Transgenders in the Mandalay area alleged that they were sexually abused by policemen who arrested them following a recent crackdown in the district known to be frequented by trangenders and homosexuals.
The police claim that the twelve transgenders/homosexuals were arrested allegedly for "public disturbance" and for "possession of condoms." The transgenders were detained for more than four (4) hours and alleged that they were subjected to sexual abuse.
The arrested transgenders alleged that the police pulled off their clothes, kicked and beat them with police batons, their breasts squeezed, forced to do frog jumps naked, and shout "we are not women but men" in ‘masculine voices.’ When the police finally released on bail after more than four hours, the transgenders were forced to sign an agreement stating that they would not dress like women and would not go near the Sedona Hotel area, where many homosexuals and other transgender sex workers are known to gather.

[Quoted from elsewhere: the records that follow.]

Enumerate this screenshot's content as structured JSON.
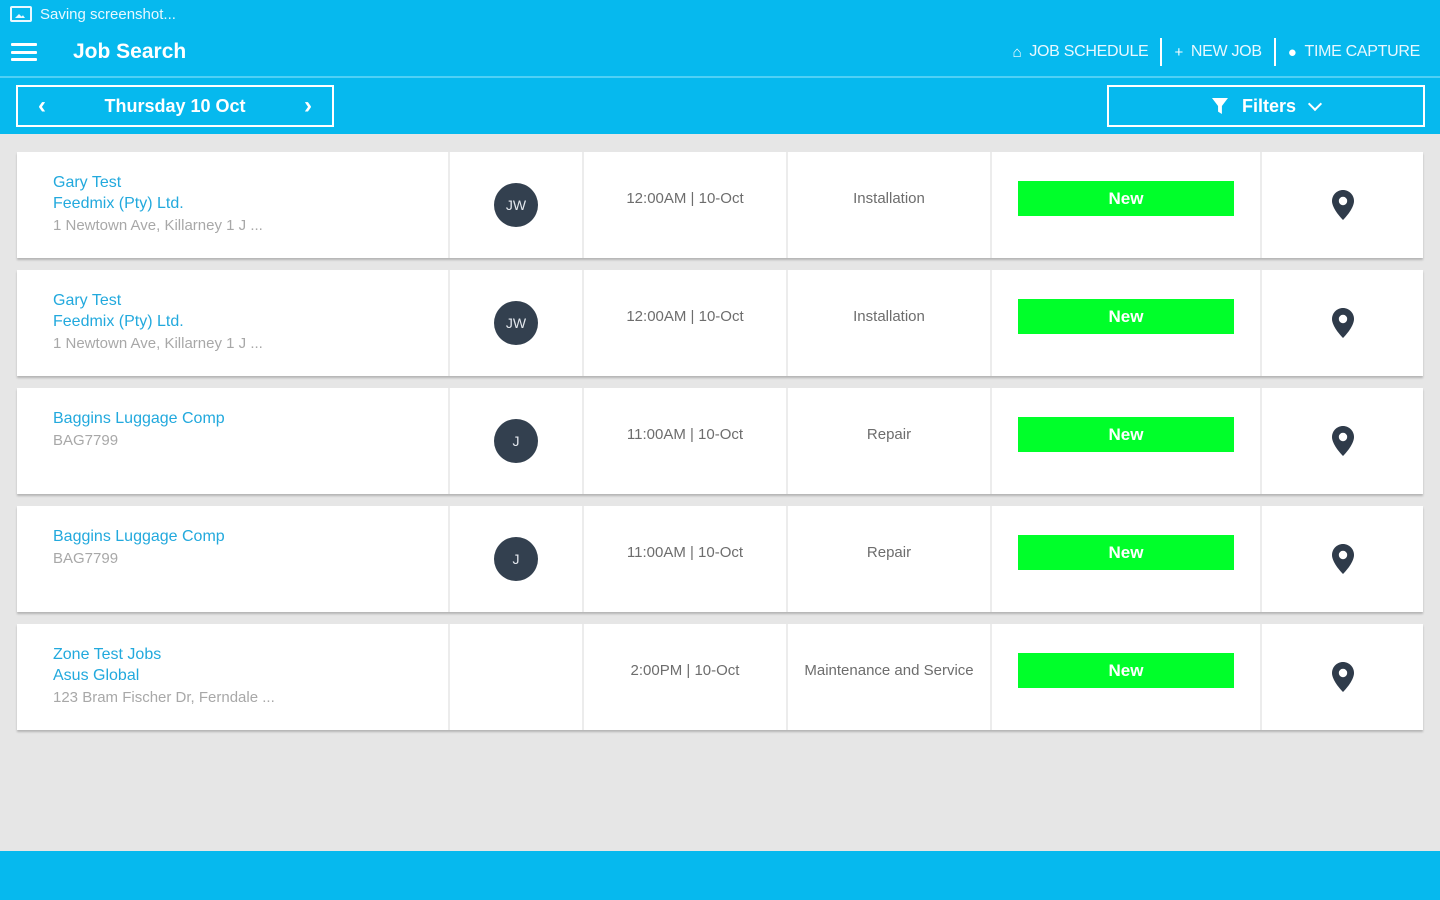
{
  "status_bar": {
    "text": "Saving screenshot..."
  },
  "appbar": {
    "title": "Job Search",
    "actions": [
      {
        "icon": "home-icon",
        "glyph": "⌂",
        "label": "JOB SCHEDULE"
      },
      {
        "icon": "plus-icon",
        "glyph": "+",
        "label": "NEW JOB"
      },
      {
        "icon": "clock-icon",
        "glyph": "●",
        "label": "TIME CAPTURE"
      }
    ]
  },
  "toolbar": {
    "date_label": "Thursday 10 Oct",
    "prev_glyph": "‹",
    "next_glyph": "›",
    "filters_label": "Filters"
  },
  "colors": {
    "primary": "#06b9ee",
    "status_new": "#00ff2a",
    "avatar": "#33404f",
    "link": "#22a9dd"
  },
  "jobs": [
    {
      "title": "Gary Test",
      "company": "Feedmix (Pty) Ltd.",
      "address": "1 Newtown Ave, Killarney 1 J ...",
      "avatar": "JW",
      "time": "12:00AM | 10-Oct",
      "type": "Installation",
      "status": "New"
    },
    {
      "title": "Gary Test",
      "company": "Feedmix (Pty) Ltd.",
      "address": "1 Newtown Ave, Killarney 1 J ...",
      "avatar": "JW",
      "time": "12:00AM | 10-Oct",
      "type": "Installation",
      "status": "New"
    },
    {
      "title": "Baggins Luggage Comp",
      "company": "",
      "address": "BAG7799",
      "avatar": "J",
      "time": "11:00AM | 10-Oct",
      "type": "Repair",
      "status": "New"
    },
    {
      "title": "Baggins Luggage Comp",
      "company": "",
      "address": "BAG7799",
      "avatar": "J",
      "time": "11:00AM | 10-Oct",
      "type": "Repair",
      "status": "New"
    },
    {
      "title": "Zone Test Jobs",
      "company": "Asus Global",
      "address": "123 Bram Fischer Dr, Ferndale ...",
      "avatar": "",
      "time": "2:00PM | 10-Oct",
      "type": "Maintenance and Service",
      "status": "New"
    }
  ]
}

Before being released, the police even stated "We’ve done nothing to you, haven’t even touched you.”
Since when has "possession of condom" been a a crime? The last time we checked, condoms have not been classified among deadly weapons. On the contrary it has been proven effective in preventing unwanted pregnancies and the spread of sexually transmitted infections and diseases. In many parts of the world, condoms are integral to the sexual and reproductive health programs. Only in Mandalay, Burma, that possessions of condoms can get you arrested.
The police claim that the arrests were made on account of complaints of ‘public disturbance.’ We believe in the right to freedom of movement and that the transgenders have every right to stay in the scenic Mandalay area, for as long as they are not violating a crime, and certainly not for purportedly "disturbing the public." And since when has been humiliation, physical and sexual abuse been the punishment for ‘disturbing the public?’
We condemn these acts of violence and abuse against the LGBTs committed by the Burmese police. These homophobic/transphobic acts and hate crimes were committed by law enforcement agents who are supposed to protect and safeguard the public. This comes as a serious blow to the Burmese government, especially in the context of recent attempts at democratic reforms in the country.
We call on the Burmese authorities to conduct an impartial investigation on these allegations of police brutality committed against the transgenders, and that appropriate actions be taken against the guilty parties. We believe that doing this will help Burma demonstrate its seriousness in effecting democratic reforms by making sure that all citizens are protected and respected regardless of sexual orientation and gender identity/expression.
ILGA Asia Board